National Kidney Foundation virtual 2021 Spring Clinical Meetings; April 6‐10, 2021.
Rovin BH, Parikh SW, Huizinga RB, et al; AURORA Study Group. Management of lupus nephritis with voclosporin: an
update from a pooled analysis of 534 patients. Presented at: American Society of Nephrology Kidney Week 2020
Reimagined; Oct 19‐25, 2020
Caster DJ, Solomons N, Randhawa S, et al; AURORA Study Group. AURORA phase 3 study demonstrates voclosporin
statistical superiority over standard of care in lupus nephritis. Presented at: ERA‐EDTA Virtual Congress; June 6‐9, 2020
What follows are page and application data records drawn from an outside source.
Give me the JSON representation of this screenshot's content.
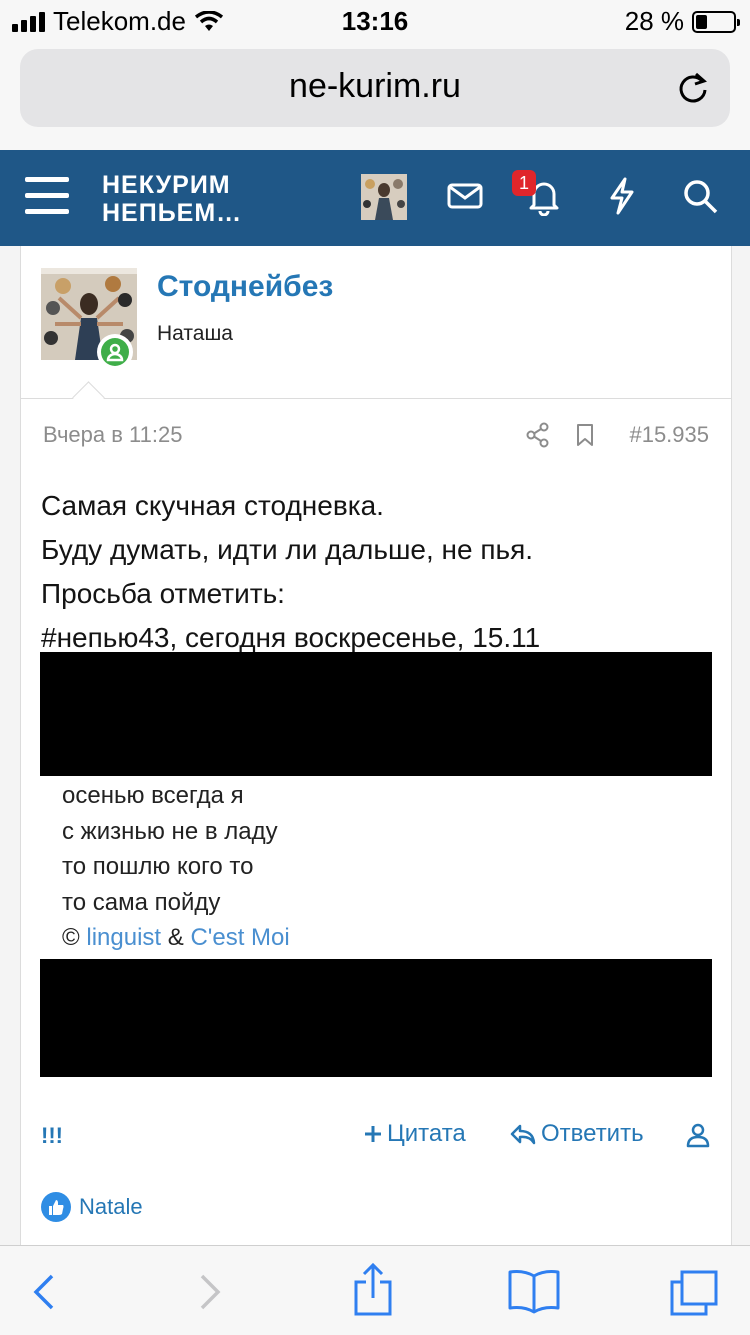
{
  "status_bar": {
    "carrier": "Telekom.de",
    "time": "13:16",
    "battery": "28 %"
  },
  "browser": {
    "url": "ne-kurim.ru"
  },
  "nav": {
    "logo_line1": "НЕКУРИМ",
    "logo_line2": "НЕПЬЕМ…",
    "alerts_count": "1"
  },
  "post": {
    "username": "Стоднейбез",
    "user_title": "Наташа",
    "date": "Вчера в 11:25",
    "post_number": "#15.935",
    "lines": [
      "Самая скучная стодневка.",
      "Буду думать, идти ли дальше, не пья.",
      "Просьба отметить:",
      "#непью43, сегодня воскресенье, 15.11"
    ],
    "quote_image": {
      "lines": [
        "осенью всегда я",
        "с жизнью не в ладу",
        "то пошлю кого то",
        "то сама пойду"
      ],
      "copyright": "©",
      "author1": "linguist",
      "amp": "&",
      "author2": "C'est Moi"
    },
    "actions": {
      "bangs": "!!!",
      "quote": "Цитата",
      "reply": "Ответить"
    },
    "reaction_user": "Natale"
  },
  "colors": {
    "nav_bg": "#1f5787",
    "link": "#2577b5",
    "badge": "#e0262b",
    "online": "#3fae49",
    "ios_blue": "#2f7ff0"
  }
}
DISCLAIMER: I am on the Speaker’s Bureaus for both Benlysta and Lupkynis. I do this proudly as I believe strongly in how much these medications can improve the treatment of our lupus patients, helping them live longer, better lives. I hope you can agree that the information I presented above is unbiased, using the data from the research studies. However, the opinions expressed in what I would want for treatment and what I recommend for patients are my opinions, based upon the research results.